Website and app data records:
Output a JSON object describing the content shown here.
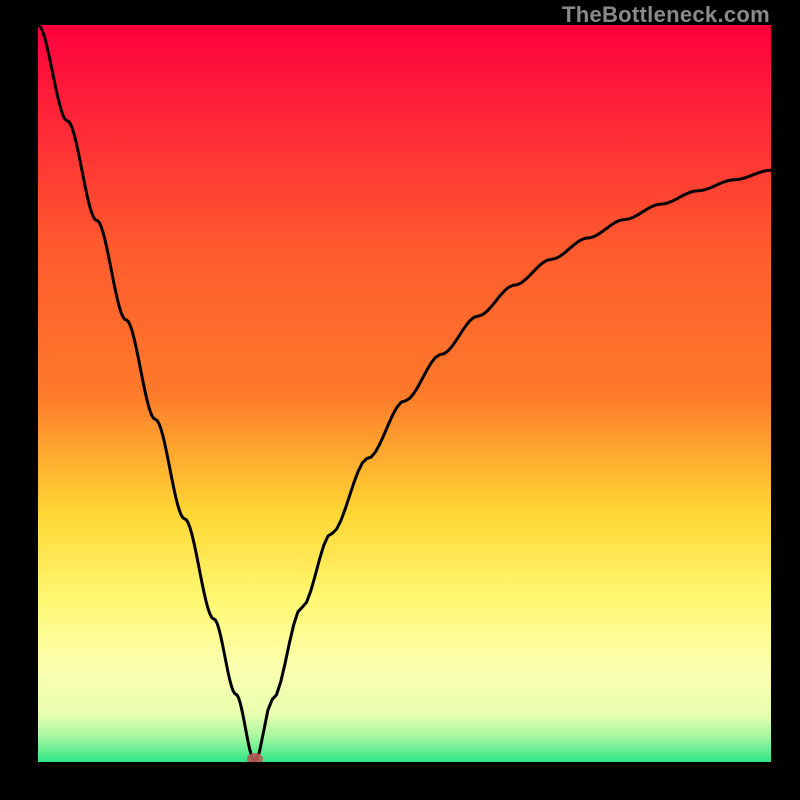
{
  "watermark": "TheBottleneck.com",
  "colors": {
    "top": "#ff003e",
    "mid1": "#ff7a2a",
    "mid2": "#ffd633",
    "mid3": "#fff872",
    "mid4": "#fdffb0",
    "bottom": "#2fe687",
    "curve": "#000000",
    "marker": "#b85a54"
  },
  "chart_data": {
    "type": "line",
    "title": "",
    "xlabel": "",
    "ylabel": "",
    "xlim": [
      0,
      100
    ],
    "ylim": [
      0,
      100
    ],
    "series": [
      {
        "name": "bottleneck-curve",
        "x": [
          0,
          4,
          8,
          12,
          16,
          20,
          24,
          27,
          29.6,
          32,
          36,
          40,
          45,
          50,
          55,
          60,
          65,
          70,
          75,
          80,
          85,
          90,
          95,
          100
        ],
        "y": [
          100,
          87,
          73.5,
          60,
          46.5,
          33,
          19.4,
          9.2,
          0,
          8.5,
          21,
          31,
          41.2,
          49,
          55.3,
          60.5,
          64.7,
          68.2,
          71.1,
          73.6,
          75.7,
          77.5,
          79,
          80.3
        ]
      }
    ],
    "annotations": [
      {
        "type": "marker",
        "x": 29.6,
        "y": 0,
        "shape": "dot",
        "color": "#b85a54"
      }
    ]
  }
}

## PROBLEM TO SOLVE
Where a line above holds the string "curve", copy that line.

## THE ANSWER
    "curve": "#000000",
        "name": "bottleneck-curve",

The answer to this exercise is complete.